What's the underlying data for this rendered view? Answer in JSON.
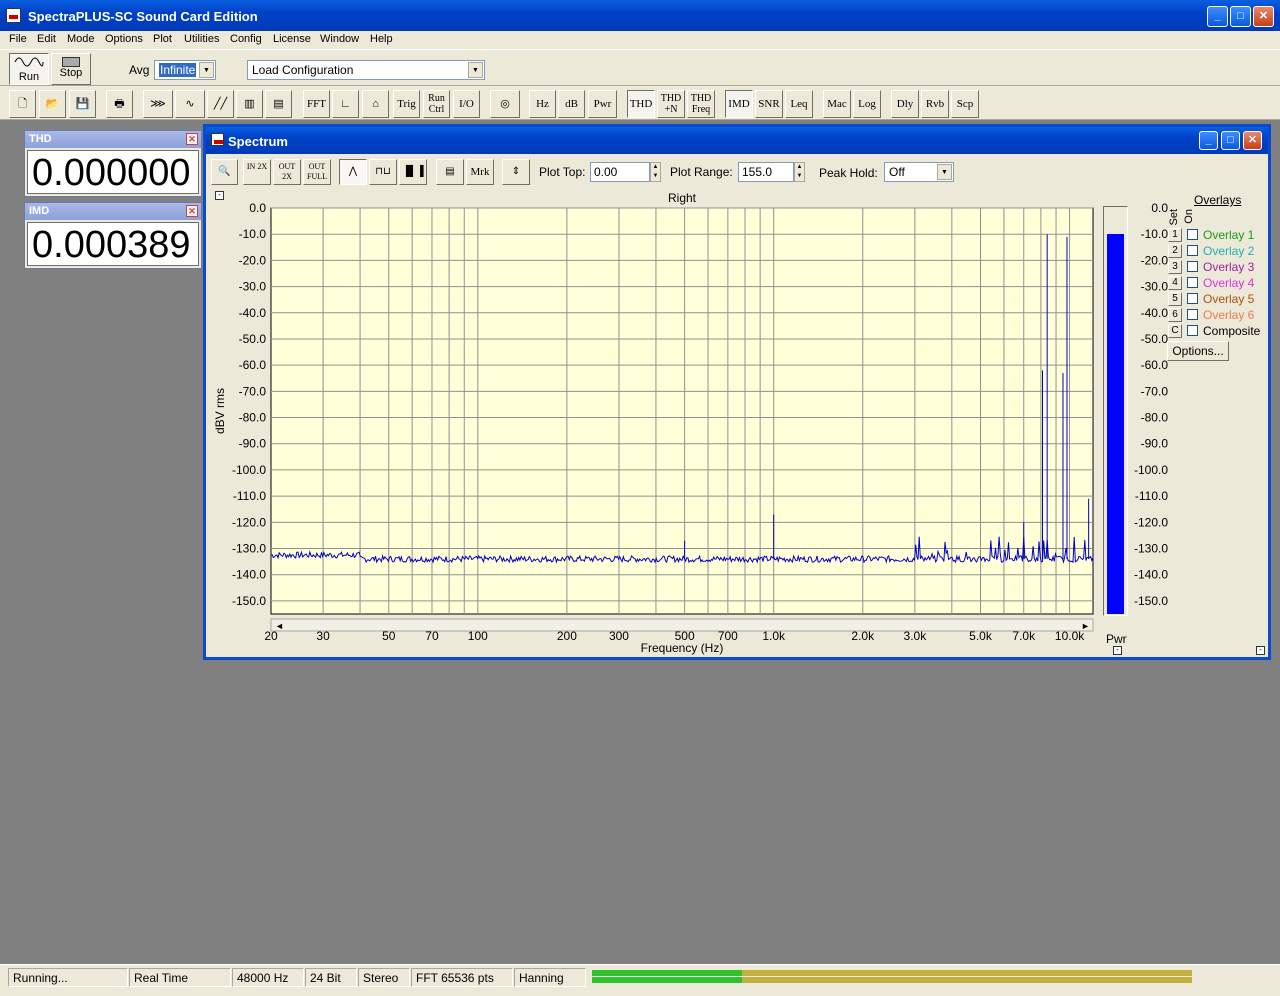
{
  "app": {
    "title": "SpectraPLUS-SC Sound Card Edition"
  },
  "menu": [
    "File",
    "Edit",
    "Mode",
    "Options",
    "Plot",
    "Utilities",
    "Config",
    "License",
    "Window",
    "Help"
  ],
  "toolbar1": {
    "run_label": "Run",
    "stop_label": "Stop",
    "avg_label": "Avg",
    "avg_value": "Infinite",
    "config_value": "Load Configuration"
  },
  "toolbar2": [
    "FFT",
    "Trig",
    "Run Ctrl",
    "I/O",
    "Hz",
    "dB",
    "Pwr",
    "THD",
    "THD +N",
    "THD Freq",
    "IMD",
    "SNR",
    "Leq",
    "Mac",
    "Log",
    "Dly",
    "Rvb",
    "Scp"
  ],
  "meters": [
    {
      "title": "THD",
      "value": "0.000000 %"
    },
    {
      "title": "IMD",
      "value": "0.000389 %"
    }
  ],
  "spectrum": {
    "title": "Spectrum",
    "tb": {
      "in2x": "IN 2X",
      "out2x": "OUT 2X",
      "outfull": "OUT FULL",
      "mrk": "Mrk"
    },
    "plot_top_label": "Plot Top:",
    "plot_top_value": "0.00",
    "plot_range_label": "Plot Range:",
    "plot_range_value": "155.0",
    "peak_hold_label": "Peak Hold:",
    "peak_hold_value": "Off",
    "options_label": "Options...",
    "overlays_header": "Overlays",
    "set_header": "Set",
    "on_header": "On",
    "overlays": [
      {
        "set": "1",
        "label": "Overlay 1",
        "color": "#1a9a1a"
      },
      {
        "set": "2",
        "label": "Overlay 2",
        "color": "#20b0b0"
      },
      {
        "set": "3",
        "label": "Overlay 3",
        "color": "#a020a0"
      },
      {
        "set": "4",
        "label": "Overlay 4",
        "color": "#e030e0"
      },
      {
        "set": "5",
        "label": "Overlay 5",
        "color": "#b05010"
      },
      {
        "set": "6",
        "label": "Overlay 6",
        "color": "#f07850"
      },
      {
        "set": "C",
        "label": "Composite",
        "color": "#000000"
      }
    ],
    "pwr_label": "Pwr"
  },
  "chart_data": {
    "type": "line",
    "title": "Right",
    "xlabel": "Frequency (Hz)",
    "ylabel": "dBV rms",
    "xscale": "log",
    "xlim": [
      20,
      12000
    ],
    "ylim": [
      -155,
      0
    ],
    "x_ticks": [
      20,
      30,
      50,
      70,
      100,
      200,
      300,
      500,
      700,
      1000,
      2000,
      3000,
      5000,
      7000,
      10000
    ],
    "x_tick_labels": [
      "20",
      "30",
      "50",
      "70",
      "100",
      "200",
      "300",
      "500",
      "700",
      "1.0k",
      "2.0k",
      "3.0k",
      "5.0k",
      "7.0k",
      "10.0k"
    ],
    "y_ticks": [
      0,
      -10,
      -20,
      -30,
      -40,
      -50,
      -60,
      -70,
      -80,
      -90,
      -100,
      -110,
      -120,
      -130,
      -140,
      -150
    ],
    "y_tick_labels": [
      "0.0",
      "-10.0",
      "-20.0",
      "-30.0",
      "-40.0",
      "-50.0",
      "-60.0",
      "-70.0",
      "-80.0",
      "-90.0",
      "-100.0",
      "-110.0",
      "-120.0",
      "-130.0",
      "-140.0",
      "-150.0"
    ],
    "series": [
      {
        "values_noise_floor": -134,
        "color": "#0000c8"
      }
    ],
    "peaks": [
      {
        "x": 500,
        "y": -127
      },
      {
        "x": 1000,
        "y": -117
      },
      {
        "x": 7000,
        "y": -120
      },
      {
        "x": 8100,
        "y": -62
      },
      {
        "x": 8400,
        "y": -10
      },
      {
        "x": 9500,
        "y": -63
      },
      {
        "x": 9800,
        "y": -11
      },
      {
        "x": 11600,
        "y": -111
      }
    ],
    "grid": true,
    "pwr_bar": {
      "level": -10,
      "color": "#0000ff"
    }
  },
  "status": {
    "state": "Running...",
    "mode": "Real Time",
    "rate": "48000 Hz",
    "bits": "24 Bit",
    "channels": "Stereo",
    "fft": "FFT 65536 pts",
    "window": "Hanning"
  }
}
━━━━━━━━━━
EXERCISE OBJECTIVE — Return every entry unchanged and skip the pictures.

TASK ANSWER —
What's the underlying data for this rendered view? Answer in JSON.
{
  "app": {
    "title": "SpectraPLUS-SC Sound Card Edition"
  },
  "menu": [
    "File",
    "Edit",
    "Mode",
    "Options",
    "Plot",
    "Utilities",
    "Config",
    "License",
    "Window",
    "Help"
  ],
  "toolbar1": {
    "run_label": "Run",
    "stop_label": "Stop",
    "avg_label": "Avg",
    "avg_value": "Infinite",
    "config_value": "Load Configuration"
  },
  "toolbar2": [
    "FFT",
    "Trig",
    "Run Ctrl",
    "I/O",
    "Hz",
    "dB",
    "Pwr",
    "THD",
    "THD +N",
    "THD Freq",
    "IMD",
    "SNR",
    "Leq",
    "Mac",
    "Log",
    "Dly",
    "Rvb",
    "Scp"
  ],
  "meters": [
    {
      "title": "THD",
      "value": "0.000000 %"
    },
    {
      "title": "IMD",
      "value": "0.000389 %"
    }
  ],
  "spectrum": {
    "title": "Spectrum",
    "tb": {
      "in2x": "IN 2X",
      "out2x": "OUT 2X",
      "outfull": "OUT FULL",
      "mrk": "Mrk"
    },
    "plot_top_label": "Plot Top:",
    "plot_top_value": "0.00",
    "plot_range_label": "Plot Range:",
    "plot_range_value": "155.0",
    "peak_hold_label": "Peak Hold:",
    "peak_hold_value": "Off",
    "options_label": "Options...",
    "overlays_header": "Overlays",
    "set_header": "Set",
    "on_header": "On",
    "overlays": [
      {
        "set": "1",
        "label": "Overlay 1",
        "color": "#1a9a1a"
      },
      {
        "set": "2",
        "label": "Overlay 2",
        "color": "#20b0b0"
      },
      {
        "set": "3",
        "label": "Overlay 3",
        "color": "#a020a0"
      },
      {
        "set": "4",
        "label": "Overlay 4",
        "color": "#e030e0"
      },
      {
        "set": "5",
        "label": "Overlay 5",
        "color": "#b05010"
      },
      {
        "set": "6",
        "label": "Overlay 6",
        "color": "#f07850"
      },
      {
        "set": "C",
        "label": "Composite",
        "color": "#000000"
      }
    ],
    "pwr_label": "Pwr"
  },
  "chart_data": {
    "type": "line",
    "title": "Right",
    "xlabel": "Frequency (Hz)",
    "ylabel": "dBV rms",
    "xscale": "log",
    "xlim": [
      20,
      12000
    ],
    "ylim": [
      -155,
      0
    ],
    "x_ticks": [
      20,
      30,
      50,
      70,
      100,
      200,
      300,
      500,
      700,
      1000,
      2000,
      3000,
      5000,
      7000,
      10000
    ],
    "x_tick_labels": [
      "20",
      "30",
      "50",
      "70",
      "100",
      "200",
      "300",
      "500",
      "700",
      "1.0k",
      "2.0k",
      "3.0k",
      "5.0k",
      "7.0k",
      "10.0k"
    ],
    "y_ticks": [
      0,
      -10,
      -20,
      -30,
      -40,
      -50,
      -60,
      -70,
      -80,
      -90,
      -100,
      -110,
      -120,
      -130,
      -140,
      -150
    ],
    "y_tick_labels": [
      "0.0",
      "-10.0",
      "-20.0",
      "-30.0",
      "-40.0",
      "-50.0",
      "-60.0",
      "-70.0",
      "-80.0",
      "-90.0",
      "-100.0",
      "-110.0",
      "-120.0",
      "-130.0",
      "-140.0",
      "-150.0"
    ],
    "series": [
      {
        "values_noise_floor": -134,
        "color": "#0000c8"
      }
    ],
    "peaks": [
      {
        "x": 500,
        "y": -127
      },
      {
        "x": 1000,
        "y": -117
      },
      {
        "x": 7000,
        "y": -120
      },
      {
        "x": 8100,
        "y": -62
      },
      {
        "x": 8400,
        "y": -10
      },
      {
        "x": 9500,
        "y": -63
      },
      {
        "x": 9800,
        "y": -11
      },
      {
        "x": 11600,
        "y": -111
      }
    ],
    "grid": true,
    "pwr_bar": {
      "level": -10,
      "color": "#0000ff"
    }
  },
  "status": {
    "state": "Running...",
    "mode": "Real Time",
    "rate": "48000 Hz",
    "bits": "24 Bit",
    "channels": "Stereo",
    "fft": "FFT 65536 pts",
    "window": "Hanning"
  }
}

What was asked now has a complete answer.